Filaments of actin protein run throughout the interior of the cell, and contribute to diverse functions ranging from cell division and cell motility to the trafficking of essential molecules. These structures are highly dynamic, and their proper function depends on tightly regulated mechanisms for extension and disassembly, such as the filament-cleaving protein gelsolin.
Gelsolin features eight calcium ion-binding sites that contribute to protein activation, although many mechanistic details remain to be uncovered. “Gelsolin undergoes huge conformational changes in the process of becoming activated and then severing actin filaments,” says Robert Robinson of the A*STAR Institute of Molecular and Cell Biology, Singapore. “All of this is driven by simply binding a few calcium ions, and we want to know how this happens.”
Robinson’s team recently obtained high-resolution structural data for human gelsolin in its inactive calcium-free state as well as a large fragment of activated gelsolin (Fig. 1) bound to calcium and actin1. These two structures proved to be highly similar to structures previously obtained by his group for the equine protein2, but with a few notable differences—most importantly, the activated human protein was bound to an additional calcium ion at a site in its ‘G2’ domain.
This site, which has a functionally equivalent counterpart in a second domain (‘G6’), turns out to play a pivotal role in gelsolin activation. When these G2 and G6 calcium-binding sites are unoccupied, they interact and thereby contribute to stabilization of the highly compact inactive protein; calcium ion binding at G2 and G6 results in disruption of this association, followed by massive structural rearrangements. Mutational analysis of the other calcium-binding sites indicated that several of these may serve supporting roles in gelsolin activation.
Intriguingly, the mutation associated with the neuropathic disease familial amyloidosis Finnish type (FAF) is located in G2 at a position that disrupts calcium binding. Robinson and his co-workers predict that this change leaves the protein in an abnormal neither-activated-nor-inactivated conformation that is vulnerable to cleavage by the enzyme furin—thereby producing the insoluble clumps of truncated gelsolin that are a hallmark of FAF.
With this improved understanding of the role of calcium binding, Robinson’s team is now delving deeper into gelsolin function. “Our main goal is to determine the structure of gelsolin bound to more than one actin protomer to help us better understand the process of severing,” he says. In parallel, they also intend to test their model of FAF pathology and explore the potential for developing therapeutics that block furin cleavage.

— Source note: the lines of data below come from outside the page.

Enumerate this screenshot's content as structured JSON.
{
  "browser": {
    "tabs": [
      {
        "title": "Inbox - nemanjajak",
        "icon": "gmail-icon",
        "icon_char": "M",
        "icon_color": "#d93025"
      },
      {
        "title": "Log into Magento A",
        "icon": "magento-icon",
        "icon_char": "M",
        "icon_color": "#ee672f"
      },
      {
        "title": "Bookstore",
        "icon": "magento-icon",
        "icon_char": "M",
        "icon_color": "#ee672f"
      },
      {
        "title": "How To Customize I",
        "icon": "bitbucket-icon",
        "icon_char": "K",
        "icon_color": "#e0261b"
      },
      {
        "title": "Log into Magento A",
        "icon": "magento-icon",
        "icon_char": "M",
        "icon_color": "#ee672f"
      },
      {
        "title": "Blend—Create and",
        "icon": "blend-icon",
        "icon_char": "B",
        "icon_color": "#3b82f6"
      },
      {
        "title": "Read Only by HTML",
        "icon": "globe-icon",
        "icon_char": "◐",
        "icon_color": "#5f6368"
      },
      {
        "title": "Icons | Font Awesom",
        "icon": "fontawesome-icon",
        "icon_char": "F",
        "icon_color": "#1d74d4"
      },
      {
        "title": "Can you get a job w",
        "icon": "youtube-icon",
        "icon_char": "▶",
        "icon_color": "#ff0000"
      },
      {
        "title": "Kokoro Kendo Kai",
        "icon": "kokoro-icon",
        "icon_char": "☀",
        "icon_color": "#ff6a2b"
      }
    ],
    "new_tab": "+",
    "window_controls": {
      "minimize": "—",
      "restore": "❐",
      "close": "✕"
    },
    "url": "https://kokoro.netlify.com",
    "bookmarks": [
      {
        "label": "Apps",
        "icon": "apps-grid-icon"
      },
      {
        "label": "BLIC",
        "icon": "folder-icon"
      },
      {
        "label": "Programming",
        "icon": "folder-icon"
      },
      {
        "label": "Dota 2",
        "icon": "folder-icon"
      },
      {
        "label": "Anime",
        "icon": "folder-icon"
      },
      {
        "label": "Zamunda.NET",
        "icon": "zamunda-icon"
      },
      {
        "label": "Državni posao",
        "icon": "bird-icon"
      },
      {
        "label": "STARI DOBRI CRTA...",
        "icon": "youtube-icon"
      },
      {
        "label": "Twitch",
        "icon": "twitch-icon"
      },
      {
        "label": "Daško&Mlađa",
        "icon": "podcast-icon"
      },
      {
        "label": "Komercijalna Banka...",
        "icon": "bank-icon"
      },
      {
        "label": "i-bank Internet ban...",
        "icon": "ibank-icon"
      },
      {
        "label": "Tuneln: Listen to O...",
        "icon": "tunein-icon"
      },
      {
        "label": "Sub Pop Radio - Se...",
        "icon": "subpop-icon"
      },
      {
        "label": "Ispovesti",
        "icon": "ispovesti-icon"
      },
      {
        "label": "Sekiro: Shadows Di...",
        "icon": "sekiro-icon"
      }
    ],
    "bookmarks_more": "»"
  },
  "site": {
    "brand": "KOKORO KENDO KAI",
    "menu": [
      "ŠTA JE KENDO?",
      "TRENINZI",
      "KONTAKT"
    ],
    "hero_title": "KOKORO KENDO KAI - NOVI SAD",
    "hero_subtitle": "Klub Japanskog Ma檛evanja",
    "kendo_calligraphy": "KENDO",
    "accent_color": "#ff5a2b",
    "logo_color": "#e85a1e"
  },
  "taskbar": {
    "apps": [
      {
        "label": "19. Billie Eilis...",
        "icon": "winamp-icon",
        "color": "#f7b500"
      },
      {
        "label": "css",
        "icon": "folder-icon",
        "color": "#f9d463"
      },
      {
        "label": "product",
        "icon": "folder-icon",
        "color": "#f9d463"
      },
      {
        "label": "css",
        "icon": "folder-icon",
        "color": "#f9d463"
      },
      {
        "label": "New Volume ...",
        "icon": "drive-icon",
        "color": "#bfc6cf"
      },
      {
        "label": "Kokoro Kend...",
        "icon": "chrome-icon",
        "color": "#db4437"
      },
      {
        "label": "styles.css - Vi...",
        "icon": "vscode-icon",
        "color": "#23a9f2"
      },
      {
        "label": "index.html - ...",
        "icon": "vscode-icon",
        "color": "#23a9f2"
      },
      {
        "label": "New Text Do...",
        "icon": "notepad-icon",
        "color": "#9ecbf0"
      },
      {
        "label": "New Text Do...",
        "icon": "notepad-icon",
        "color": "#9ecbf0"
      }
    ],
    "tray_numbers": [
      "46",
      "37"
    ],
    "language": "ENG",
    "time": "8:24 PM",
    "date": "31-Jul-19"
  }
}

The A*STAR-affiliated authors in this highlight are from the Institute of Molecular and Cell Biology.